TASK MATERIAL section start

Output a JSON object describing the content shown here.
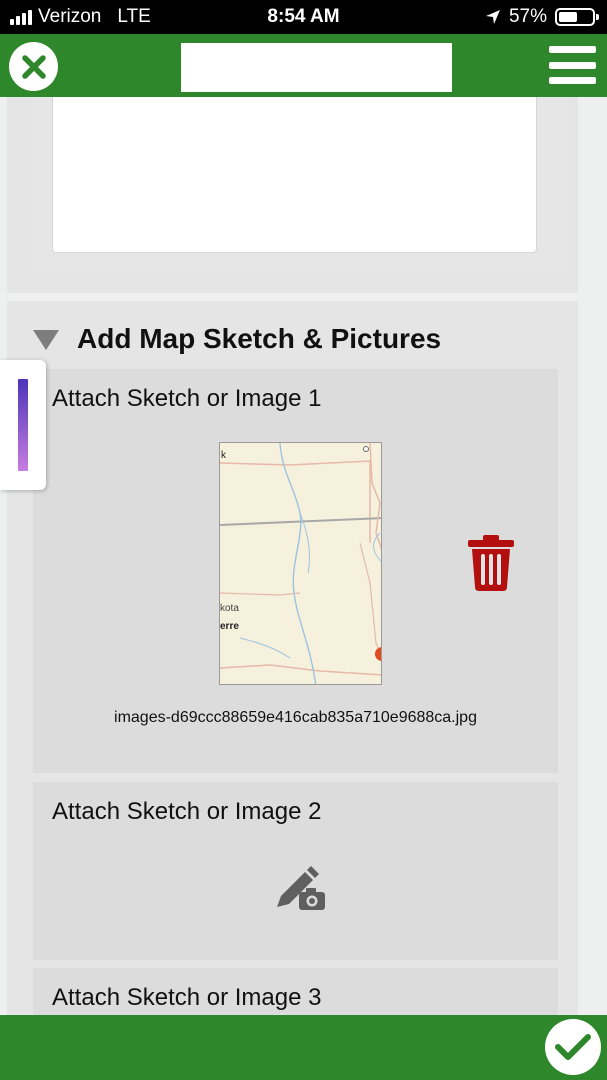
{
  "status_bar": {
    "carrier": "Verizon",
    "network": "LTE",
    "time": "8:54 AM",
    "battery_percent": "57%",
    "battery_level": 0.57
  },
  "app_bar": {
    "close_icon": "close-circle-icon",
    "menu_icon": "hamburger-menu-icon",
    "title": ""
  },
  "section": {
    "title": "Add Map Sketch & Pictures",
    "expanded": true,
    "attachments": [
      {
        "label": "Attach Sketch or Image 1",
        "filename": "images-d69ccc88659e416cab835a710e9688ca.jpg",
        "has_image": true
      },
      {
        "label": "Attach Sketch or Image 2",
        "has_image": false
      },
      {
        "label": "Attach Sketch or Image 3",
        "has_image": false
      }
    ]
  },
  "map_thumbnail": {
    "labels": [
      "k",
      "kota",
      "erre"
    ]
  },
  "colors": {
    "brand_green": "#2e872a",
    "delete_red": "#b30f0f",
    "handle_gradient_top": "#4b35b8",
    "handle_gradient_bottom": "#c77de0"
  },
  "icons": {
    "delete": "trash-icon",
    "add_attachment": "pencil-camera-icon",
    "submit": "checkmark-icon"
  }
}
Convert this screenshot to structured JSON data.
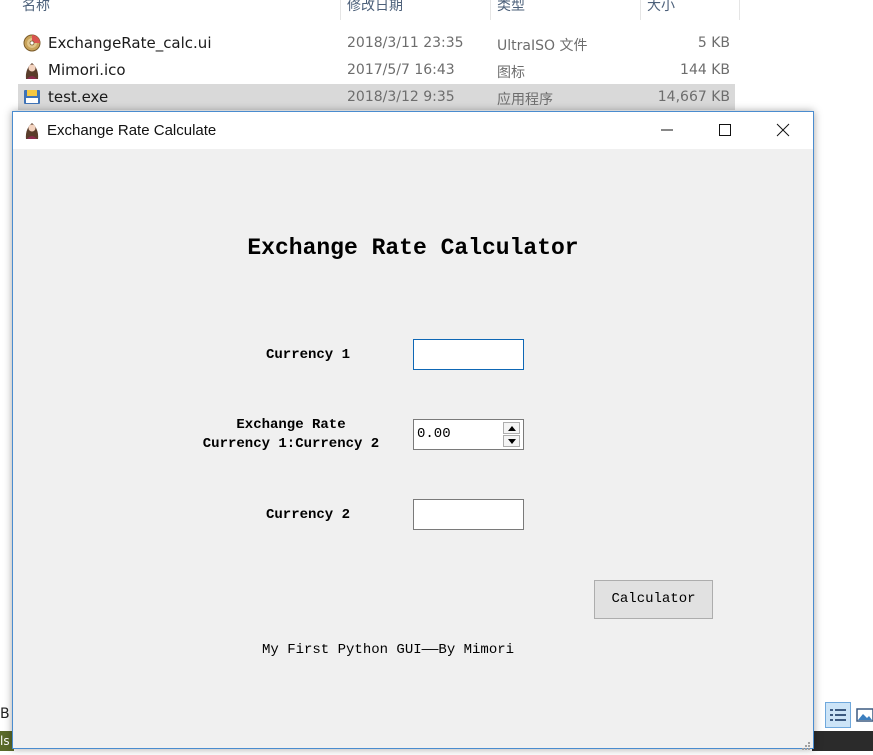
{
  "explorer": {
    "columns": {
      "name": "名称",
      "date": "修改日期",
      "type": "类型",
      "size": "大小"
    },
    "files": [
      {
        "name": "ExchangeRate_calc.ui",
        "date": "2018/3/11 23:35",
        "type": "UltraISO 文件",
        "size": "5 KB",
        "icon": "disc-file-icon",
        "selected": false
      },
      {
        "name": "Mimori.ico",
        "date": "2017/5/7 16:43",
        "type": "图标",
        "size": "144 KB",
        "icon": "avatar-file-icon",
        "selected": false
      },
      {
        "name": "test.exe",
        "date": "2018/3/12 9:35",
        "type": "应用程序",
        "size": "14,667 KB",
        "icon": "exe-file-icon",
        "selected": true
      }
    ],
    "status_left": "B",
    "taskbar_edge_text": "ls"
  },
  "window": {
    "title": "Exchange Rate Calculate",
    "controls": {
      "minimize": "minimize-icon",
      "maximize": "maximize-icon",
      "close": "close-icon"
    }
  },
  "app": {
    "heading": "Exchange Rate Calculator",
    "currency1_label": "Currency 1",
    "currency1_value": "",
    "rate_label_line1": "Exchange Rate",
    "rate_label_line2": "Currency 1:Currency 2",
    "rate_value": "0.00",
    "currency2_label": "Currency 2",
    "currency2_value": "",
    "calc_button": "Calculator",
    "footer": "My First Python GUI——By Mimori"
  },
  "colors": {
    "window_border": "#4a8ccf",
    "client_bg": "#f0f0f0",
    "selected_row": "#d9d9d9",
    "focus_border": "#0e67b5"
  }
}
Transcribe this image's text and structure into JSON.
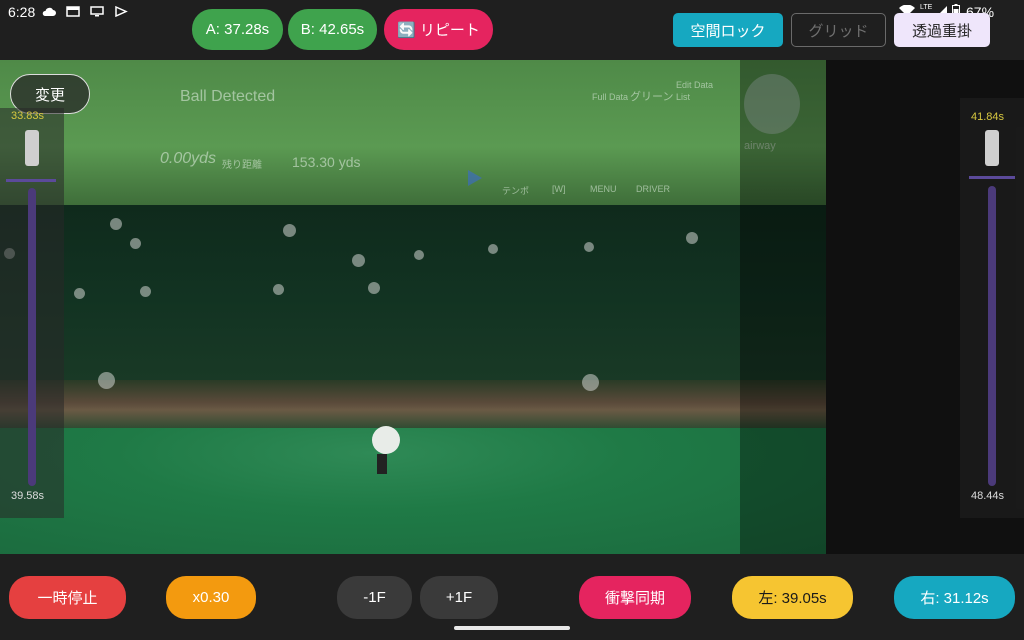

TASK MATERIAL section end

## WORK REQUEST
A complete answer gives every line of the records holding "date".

## REPLY TO THE TASK
      "date": "修改日期",
        "date": "2018/3/11 23:35",
        "date": "2017/5/7 16:43",
        "date": "2018/3/12 9:35",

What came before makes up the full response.